Instructions to follow:
Copy every entry exactly as it stands, though any image it holds should stay out of the copy.

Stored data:
· · · ·
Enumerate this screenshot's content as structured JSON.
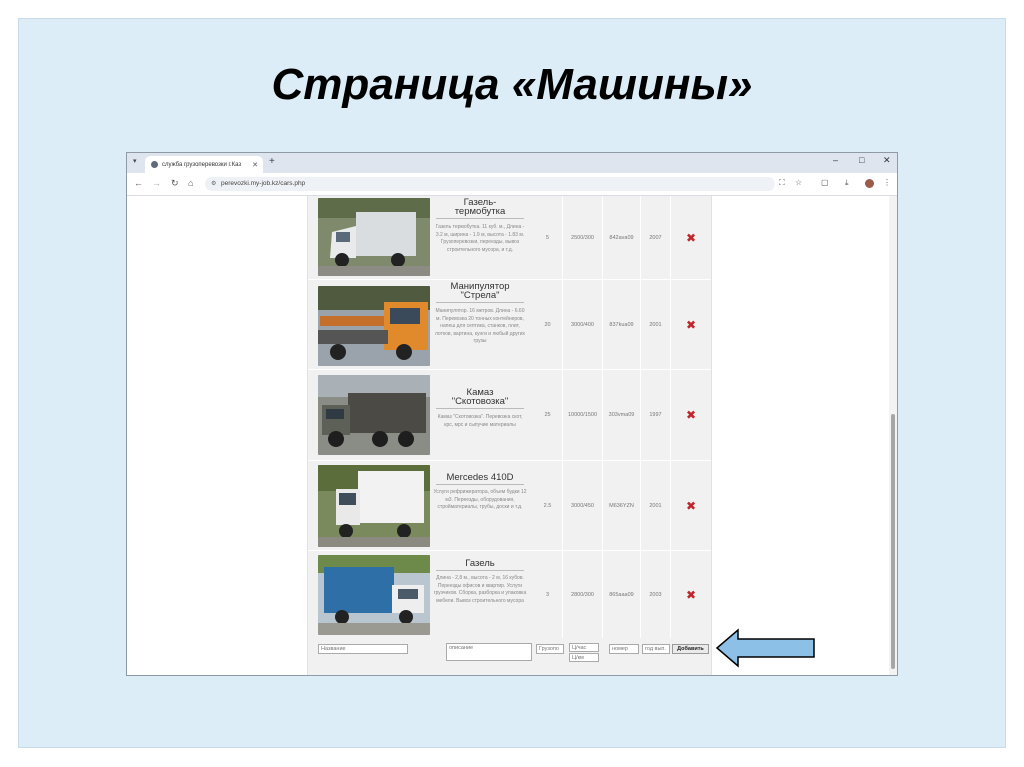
{
  "slide": {
    "title": "Страница «Машины»"
  },
  "browser": {
    "tab_title": "служба грузоперевозки г.Каз",
    "url": "perevozki.my-job.kz/cars.php",
    "new_tab": "+",
    "window_controls": [
      "–",
      "□",
      "✕"
    ]
  },
  "cars": [
    {
      "name": "Газель-\nтермобутка",
      "description": "Газель термобутка. 11 куб. м., Длина - 3.2 м, ширина - 1.9 м, высота - 1.83 м. Грузоперевозки, переезды, вывоз строительного мусора, и т.д.",
      "capacity": "5",
      "price": "2500/300",
      "plate": "842ava09",
      "year": "2007"
    },
    {
      "name": "Манипулятор\n\"Стрела\"",
      "description": "Манипулятор. 16 метров. Длина - 6.60 м. Перевозка 20 тонных контейнеров, напеш для септика, станков, плит, лотков, вартина, кунги и любый других грузы",
      "capacity": "20",
      "price": "3000/400",
      "plate": "837kua09",
      "year": "2001"
    },
    {
      "name": "Камаз\n\"Скотовозка\"",
      "description": "Камаз \"Скотовозка\". Перевозка скот, крс, мрс и сыпучие материалы",
      "capacity": "25",
      "price": "10000/1500",
      "plate": "303vma09",
      "year": "1997"
    },
    {
      "name": "Mercedes 410D",
      "description": "Услуги рефрижератора, объем будки 12 м3. Переезды, оборудования, стройматериалы, трубы, доски и т.д.",
      "capacity": "2.5",
      "price": "3000/450",
      "plate": "M636YZN",
      "year": "2001"
    },
    {
      "name": "Газель",
      "description": "Длина - 2,8 м., высота - 2 м, 16 кубов. Переезды офисов и квартир. Услуги грузчиков. Сборка, разборка и упаковка мебели. Вывоз строительного мусора",
      "capacity": "3",
      "price": "2800/300",
      "plate": "865aaa09",
      "year": "2003"
    }
  ],
  "delete_symbol": "✖",
  "form": {
    "name_placeholder": "Название",
    "desc_placeholder": "описание",
    "capacity_placeholder": "Грузопо",
    "price_placeholder": "Ц/час ",
    "price_placeholder2": "Ц/км",
    "plate_placeholder": "номер",
    "year_placeholder": "год вып.",
    "add_label": "Добавить"
  },
  "colors": {
    "slide_bg": "#dcedf8",
    "arrow_fill": "#8dc0e6",
    "delete_red": "#c0272d"
  }
}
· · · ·
Problem solution:
Enumerate this screenshot's content as structured JSON.
{
  "slide": {
    "title": "Страница «Машины»"
  },
  "browser": {
    "tab_title": "служба грузоперевозки г.Каз",
    "url": "perevozki.my-job.kz/cars.php",
    "new_tab": "+",
    "window_controls": [
      "–",
      "□",
      "✕"
    ]
  },
  "cars": [
    {
      "name": "Газель-\nтермобутка",
      "description": "Газель термобутка. 11 куб. м., Длина - 3.2 м, ширина - 1.9 м, высота - 1.83 м. Грузоперевозки, переезды, вывоз строительного мусора, и т.д.",
      "capacity": "5",
      "price": "2500/300",
      "plate": "842ava09",
      "year": "2007"
    },
    {
      "name": "Манипулятор\n\"Стрела\"",
      "description": "Манипулятор. 16 метров. Длина - 6.60 м. Перевозка 20 тонных контейнеров, напеш для септика, станков, плит, лотков, вартина, кунги и любый других грузы",
      "capacity": "20",
      "price": "3000/400",
      "plate": "837kua09",
      "year": "2001"
    },
    {
      "name": "Камаз\n\"Скотовозка\"",
      "description": "Камаз \"Скотовозка\". Перевозка скот, крс, мрс и сыпучие материалы",
      "capacity": "25",
      "price": "10000/1500",
      "plate": "303vma09",
      "year": "1997"
    },
    {
      "name": "Mercedes 410D",
      "description": "Услуги рефрижератора, объем будки 12 м3. Переезды, оборудования, стройматериалы, трубы, доски и т.д.",
      "capacity": "2.5",
      "price": "3000/450",
      "plate": "M636YZN",
      "year": "2001"
    },
    {
      "name": "Газель",
      "description": "Длина - 2,8 м., высота - 2 м, 16 кубов. Переезды офисов и квартир. Услуги грузчиков. Сборка, разборка и упаковка мебели. Вывоз строительного мусора",
      "capacity": "3",
      "price": "2800/300",
      "plate": "865aaa09",
      "year": "2003"
    }
  ],
  "delete_symbol": "✖",
  "form": {
    "name_placeholder": "Название",
    "desc_placeholder": "описание",
    "capacity_placeholder": "Грузопо",
    "price_placeholder": "Ц/час ",
    "price_placeholder2": "Ц/км",
    "plate_placeholder": "номер",
    "year_placeholder": "год вып.",
    "add_label": "Добавить"
  },
  "colors": {
    "slide_bg": "#dcedf8",
    "arrow_fill": "#8dc0e6",
    "delete_red": "#c0272d"
  }
}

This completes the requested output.